INSTRUCTIONS TO FOLLOW:
In the records that follow, find each line with the word "info" and copy it.

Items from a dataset
Content starts

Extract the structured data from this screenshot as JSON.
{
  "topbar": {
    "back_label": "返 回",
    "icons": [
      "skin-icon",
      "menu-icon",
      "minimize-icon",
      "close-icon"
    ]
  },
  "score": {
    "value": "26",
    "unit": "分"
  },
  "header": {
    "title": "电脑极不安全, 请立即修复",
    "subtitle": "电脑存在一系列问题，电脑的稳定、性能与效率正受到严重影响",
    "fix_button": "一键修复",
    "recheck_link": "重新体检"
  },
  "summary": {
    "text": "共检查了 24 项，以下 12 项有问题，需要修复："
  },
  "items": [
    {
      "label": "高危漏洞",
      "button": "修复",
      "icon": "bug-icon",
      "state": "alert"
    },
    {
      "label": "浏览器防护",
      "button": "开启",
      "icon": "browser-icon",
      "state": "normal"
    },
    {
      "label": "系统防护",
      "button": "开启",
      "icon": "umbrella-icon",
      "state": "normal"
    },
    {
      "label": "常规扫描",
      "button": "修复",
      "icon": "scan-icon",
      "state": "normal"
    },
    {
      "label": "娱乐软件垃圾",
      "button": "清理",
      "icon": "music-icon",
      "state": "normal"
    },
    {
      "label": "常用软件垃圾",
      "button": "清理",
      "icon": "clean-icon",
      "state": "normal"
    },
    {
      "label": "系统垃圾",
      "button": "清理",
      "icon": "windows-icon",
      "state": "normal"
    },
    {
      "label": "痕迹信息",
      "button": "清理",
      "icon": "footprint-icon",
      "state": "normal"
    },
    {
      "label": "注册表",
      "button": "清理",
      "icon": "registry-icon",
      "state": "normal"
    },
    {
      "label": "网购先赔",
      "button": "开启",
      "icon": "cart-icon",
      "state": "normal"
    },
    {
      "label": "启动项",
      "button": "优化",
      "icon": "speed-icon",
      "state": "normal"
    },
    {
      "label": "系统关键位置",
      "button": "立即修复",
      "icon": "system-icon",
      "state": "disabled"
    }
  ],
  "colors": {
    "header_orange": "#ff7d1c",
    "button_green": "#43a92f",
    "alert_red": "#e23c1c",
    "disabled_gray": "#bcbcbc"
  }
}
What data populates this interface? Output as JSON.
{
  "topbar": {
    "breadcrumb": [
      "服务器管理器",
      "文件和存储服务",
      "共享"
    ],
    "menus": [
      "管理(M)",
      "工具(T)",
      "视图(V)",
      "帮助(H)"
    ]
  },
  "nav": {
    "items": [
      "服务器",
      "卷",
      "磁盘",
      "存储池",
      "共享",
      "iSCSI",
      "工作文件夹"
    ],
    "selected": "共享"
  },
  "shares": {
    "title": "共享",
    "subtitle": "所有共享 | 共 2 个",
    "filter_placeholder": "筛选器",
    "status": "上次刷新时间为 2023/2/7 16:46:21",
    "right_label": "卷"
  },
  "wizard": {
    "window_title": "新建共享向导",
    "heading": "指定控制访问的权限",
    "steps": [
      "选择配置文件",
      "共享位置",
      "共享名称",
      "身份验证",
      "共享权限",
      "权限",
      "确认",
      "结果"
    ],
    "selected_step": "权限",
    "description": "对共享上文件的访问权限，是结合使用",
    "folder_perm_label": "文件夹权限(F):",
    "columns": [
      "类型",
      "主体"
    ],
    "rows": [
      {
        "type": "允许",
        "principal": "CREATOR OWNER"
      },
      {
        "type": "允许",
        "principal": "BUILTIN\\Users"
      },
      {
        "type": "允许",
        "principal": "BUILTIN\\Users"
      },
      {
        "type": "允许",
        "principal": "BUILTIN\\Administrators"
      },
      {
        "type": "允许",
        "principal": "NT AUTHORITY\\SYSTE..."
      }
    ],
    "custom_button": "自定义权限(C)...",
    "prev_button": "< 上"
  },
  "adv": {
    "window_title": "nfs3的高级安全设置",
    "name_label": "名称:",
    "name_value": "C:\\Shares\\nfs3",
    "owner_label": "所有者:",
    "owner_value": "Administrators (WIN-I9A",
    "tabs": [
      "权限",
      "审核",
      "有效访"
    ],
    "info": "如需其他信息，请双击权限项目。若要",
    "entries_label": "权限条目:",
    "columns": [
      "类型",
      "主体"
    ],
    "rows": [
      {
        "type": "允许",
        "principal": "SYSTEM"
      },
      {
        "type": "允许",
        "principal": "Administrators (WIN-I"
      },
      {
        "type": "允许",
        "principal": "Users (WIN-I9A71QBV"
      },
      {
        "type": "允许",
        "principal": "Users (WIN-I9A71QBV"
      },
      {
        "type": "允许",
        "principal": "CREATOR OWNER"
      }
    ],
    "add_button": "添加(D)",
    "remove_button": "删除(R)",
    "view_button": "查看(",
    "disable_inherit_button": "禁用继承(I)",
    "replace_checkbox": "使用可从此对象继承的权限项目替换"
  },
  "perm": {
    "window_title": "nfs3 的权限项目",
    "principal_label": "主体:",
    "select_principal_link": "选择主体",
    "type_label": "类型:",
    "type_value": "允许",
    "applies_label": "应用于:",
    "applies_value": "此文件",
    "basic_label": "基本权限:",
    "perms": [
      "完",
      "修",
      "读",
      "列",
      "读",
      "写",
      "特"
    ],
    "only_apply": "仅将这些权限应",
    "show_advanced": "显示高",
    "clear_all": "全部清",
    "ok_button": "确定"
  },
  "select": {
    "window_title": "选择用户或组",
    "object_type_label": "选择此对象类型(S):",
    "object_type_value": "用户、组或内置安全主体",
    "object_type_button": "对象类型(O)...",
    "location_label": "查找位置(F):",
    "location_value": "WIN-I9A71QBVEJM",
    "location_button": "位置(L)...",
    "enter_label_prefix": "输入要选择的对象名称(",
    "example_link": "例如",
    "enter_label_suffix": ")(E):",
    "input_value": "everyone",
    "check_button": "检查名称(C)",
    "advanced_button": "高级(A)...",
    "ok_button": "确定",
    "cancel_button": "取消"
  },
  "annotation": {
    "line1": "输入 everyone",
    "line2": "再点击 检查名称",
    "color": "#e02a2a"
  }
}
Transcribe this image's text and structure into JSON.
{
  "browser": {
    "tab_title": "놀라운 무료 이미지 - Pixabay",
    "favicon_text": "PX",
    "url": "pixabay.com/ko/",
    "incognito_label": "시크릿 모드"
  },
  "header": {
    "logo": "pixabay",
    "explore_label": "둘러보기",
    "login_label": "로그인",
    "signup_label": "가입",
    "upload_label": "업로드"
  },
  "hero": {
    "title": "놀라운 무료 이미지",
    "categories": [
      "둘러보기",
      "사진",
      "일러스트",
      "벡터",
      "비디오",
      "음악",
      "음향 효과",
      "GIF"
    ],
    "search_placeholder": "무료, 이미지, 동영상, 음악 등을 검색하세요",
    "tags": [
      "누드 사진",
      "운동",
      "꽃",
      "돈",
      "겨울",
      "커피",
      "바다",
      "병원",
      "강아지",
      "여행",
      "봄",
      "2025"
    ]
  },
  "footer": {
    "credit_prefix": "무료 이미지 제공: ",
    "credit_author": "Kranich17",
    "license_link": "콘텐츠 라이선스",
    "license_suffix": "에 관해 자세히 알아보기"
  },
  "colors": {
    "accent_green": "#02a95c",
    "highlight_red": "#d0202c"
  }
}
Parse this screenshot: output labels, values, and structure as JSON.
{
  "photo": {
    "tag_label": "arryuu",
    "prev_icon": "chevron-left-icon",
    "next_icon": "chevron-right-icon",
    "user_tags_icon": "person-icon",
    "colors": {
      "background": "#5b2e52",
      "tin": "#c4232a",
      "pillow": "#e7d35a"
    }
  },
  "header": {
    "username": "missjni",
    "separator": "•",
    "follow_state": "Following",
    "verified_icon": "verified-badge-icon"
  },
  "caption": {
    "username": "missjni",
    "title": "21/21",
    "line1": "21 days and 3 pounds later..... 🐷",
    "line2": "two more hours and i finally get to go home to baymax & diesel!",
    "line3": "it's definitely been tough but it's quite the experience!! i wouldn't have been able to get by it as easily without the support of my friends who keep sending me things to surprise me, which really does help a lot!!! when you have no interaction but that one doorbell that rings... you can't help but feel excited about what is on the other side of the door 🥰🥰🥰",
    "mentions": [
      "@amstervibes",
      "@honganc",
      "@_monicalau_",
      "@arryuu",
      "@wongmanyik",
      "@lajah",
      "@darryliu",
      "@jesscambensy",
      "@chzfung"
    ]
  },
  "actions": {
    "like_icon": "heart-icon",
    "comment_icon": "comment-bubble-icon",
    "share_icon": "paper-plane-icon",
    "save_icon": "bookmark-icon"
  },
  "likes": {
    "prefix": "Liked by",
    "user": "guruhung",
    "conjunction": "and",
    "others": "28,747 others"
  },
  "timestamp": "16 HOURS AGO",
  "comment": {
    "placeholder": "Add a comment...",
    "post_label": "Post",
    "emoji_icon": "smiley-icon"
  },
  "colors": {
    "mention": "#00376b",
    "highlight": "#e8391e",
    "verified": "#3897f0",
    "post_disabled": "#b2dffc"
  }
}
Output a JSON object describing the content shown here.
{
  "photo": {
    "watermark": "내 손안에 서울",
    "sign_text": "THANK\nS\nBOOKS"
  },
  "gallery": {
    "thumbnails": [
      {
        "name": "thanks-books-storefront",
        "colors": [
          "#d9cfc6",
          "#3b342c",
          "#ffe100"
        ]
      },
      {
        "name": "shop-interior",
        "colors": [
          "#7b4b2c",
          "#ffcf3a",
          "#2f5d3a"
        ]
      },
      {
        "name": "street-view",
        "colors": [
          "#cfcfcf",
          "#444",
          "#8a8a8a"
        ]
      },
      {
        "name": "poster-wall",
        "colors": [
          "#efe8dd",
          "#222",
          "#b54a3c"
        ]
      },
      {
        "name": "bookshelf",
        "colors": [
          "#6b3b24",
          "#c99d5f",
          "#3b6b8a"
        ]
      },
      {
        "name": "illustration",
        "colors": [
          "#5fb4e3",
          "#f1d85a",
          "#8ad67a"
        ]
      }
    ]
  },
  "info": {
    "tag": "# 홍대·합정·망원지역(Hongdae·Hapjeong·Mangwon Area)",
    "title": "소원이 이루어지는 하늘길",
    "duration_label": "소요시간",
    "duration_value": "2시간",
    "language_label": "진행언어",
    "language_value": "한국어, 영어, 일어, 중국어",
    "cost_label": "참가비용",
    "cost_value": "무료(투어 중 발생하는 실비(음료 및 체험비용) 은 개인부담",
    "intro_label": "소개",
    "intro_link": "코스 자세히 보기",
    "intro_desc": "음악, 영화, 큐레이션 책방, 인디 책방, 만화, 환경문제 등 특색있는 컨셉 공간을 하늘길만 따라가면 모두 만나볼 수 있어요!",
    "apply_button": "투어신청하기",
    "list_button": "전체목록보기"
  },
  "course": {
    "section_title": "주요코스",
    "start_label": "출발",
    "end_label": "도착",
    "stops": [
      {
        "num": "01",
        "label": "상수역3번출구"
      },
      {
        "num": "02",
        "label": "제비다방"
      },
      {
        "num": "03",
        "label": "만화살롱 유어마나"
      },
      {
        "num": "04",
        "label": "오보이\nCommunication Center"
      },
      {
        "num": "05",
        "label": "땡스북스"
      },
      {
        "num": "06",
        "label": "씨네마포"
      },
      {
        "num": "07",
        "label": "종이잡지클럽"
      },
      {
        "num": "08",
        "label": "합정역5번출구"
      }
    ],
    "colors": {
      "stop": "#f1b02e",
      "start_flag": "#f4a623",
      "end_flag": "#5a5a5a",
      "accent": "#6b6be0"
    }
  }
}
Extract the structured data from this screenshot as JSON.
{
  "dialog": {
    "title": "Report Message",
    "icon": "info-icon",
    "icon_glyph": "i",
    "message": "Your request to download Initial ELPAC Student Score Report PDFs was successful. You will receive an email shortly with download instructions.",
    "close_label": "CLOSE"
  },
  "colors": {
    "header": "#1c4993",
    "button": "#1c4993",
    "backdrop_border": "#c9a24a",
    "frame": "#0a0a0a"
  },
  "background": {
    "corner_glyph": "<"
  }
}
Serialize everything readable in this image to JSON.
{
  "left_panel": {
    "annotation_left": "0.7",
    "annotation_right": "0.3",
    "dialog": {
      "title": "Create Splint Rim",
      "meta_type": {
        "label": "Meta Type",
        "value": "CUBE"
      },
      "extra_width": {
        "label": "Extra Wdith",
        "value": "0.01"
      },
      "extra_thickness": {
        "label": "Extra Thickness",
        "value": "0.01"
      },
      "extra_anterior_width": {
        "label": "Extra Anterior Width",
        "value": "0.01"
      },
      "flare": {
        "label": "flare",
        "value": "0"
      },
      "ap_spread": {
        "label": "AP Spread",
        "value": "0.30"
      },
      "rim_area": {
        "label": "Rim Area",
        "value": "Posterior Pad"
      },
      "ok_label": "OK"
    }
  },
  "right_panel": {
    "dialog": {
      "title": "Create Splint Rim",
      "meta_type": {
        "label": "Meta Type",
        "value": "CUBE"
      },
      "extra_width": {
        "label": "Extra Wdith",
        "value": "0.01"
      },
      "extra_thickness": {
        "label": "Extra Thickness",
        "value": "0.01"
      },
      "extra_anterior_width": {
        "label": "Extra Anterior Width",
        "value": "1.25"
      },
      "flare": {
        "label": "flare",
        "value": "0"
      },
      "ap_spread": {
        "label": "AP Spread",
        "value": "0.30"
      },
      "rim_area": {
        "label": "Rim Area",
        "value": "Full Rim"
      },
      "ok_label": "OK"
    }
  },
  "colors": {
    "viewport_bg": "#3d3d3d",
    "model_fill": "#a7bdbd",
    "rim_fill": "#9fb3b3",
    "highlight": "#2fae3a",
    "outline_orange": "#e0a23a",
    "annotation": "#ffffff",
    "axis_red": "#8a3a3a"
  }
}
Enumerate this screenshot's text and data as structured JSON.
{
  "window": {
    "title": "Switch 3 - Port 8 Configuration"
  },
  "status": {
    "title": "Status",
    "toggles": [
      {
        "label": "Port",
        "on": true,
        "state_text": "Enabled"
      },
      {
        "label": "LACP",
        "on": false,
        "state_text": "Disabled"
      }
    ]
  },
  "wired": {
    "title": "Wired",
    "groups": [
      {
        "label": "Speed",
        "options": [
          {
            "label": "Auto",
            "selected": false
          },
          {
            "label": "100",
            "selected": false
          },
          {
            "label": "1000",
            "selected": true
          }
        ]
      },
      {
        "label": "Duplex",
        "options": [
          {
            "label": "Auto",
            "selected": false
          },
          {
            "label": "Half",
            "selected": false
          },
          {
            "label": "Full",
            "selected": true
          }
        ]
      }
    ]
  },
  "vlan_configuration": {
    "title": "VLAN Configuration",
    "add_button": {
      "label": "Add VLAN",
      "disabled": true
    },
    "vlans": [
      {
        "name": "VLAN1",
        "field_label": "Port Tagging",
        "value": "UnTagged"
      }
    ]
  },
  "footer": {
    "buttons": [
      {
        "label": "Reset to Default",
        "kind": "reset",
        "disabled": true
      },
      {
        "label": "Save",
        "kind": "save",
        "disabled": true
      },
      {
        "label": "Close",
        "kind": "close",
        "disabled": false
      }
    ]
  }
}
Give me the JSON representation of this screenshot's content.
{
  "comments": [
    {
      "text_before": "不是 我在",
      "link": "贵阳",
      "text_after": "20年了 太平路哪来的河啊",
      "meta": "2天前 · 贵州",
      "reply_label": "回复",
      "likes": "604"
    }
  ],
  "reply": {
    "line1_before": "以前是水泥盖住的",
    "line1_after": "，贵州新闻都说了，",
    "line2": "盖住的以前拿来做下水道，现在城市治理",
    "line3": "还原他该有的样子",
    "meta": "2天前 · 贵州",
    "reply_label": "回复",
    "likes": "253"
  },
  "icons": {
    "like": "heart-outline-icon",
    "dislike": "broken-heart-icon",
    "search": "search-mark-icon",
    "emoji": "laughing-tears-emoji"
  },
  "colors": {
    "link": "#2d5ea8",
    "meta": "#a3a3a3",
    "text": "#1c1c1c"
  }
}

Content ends

RESPONSE:
    "info": "如需其他信息，请双击权限项目。若要",
  "info": {
    "icon": "info-icon",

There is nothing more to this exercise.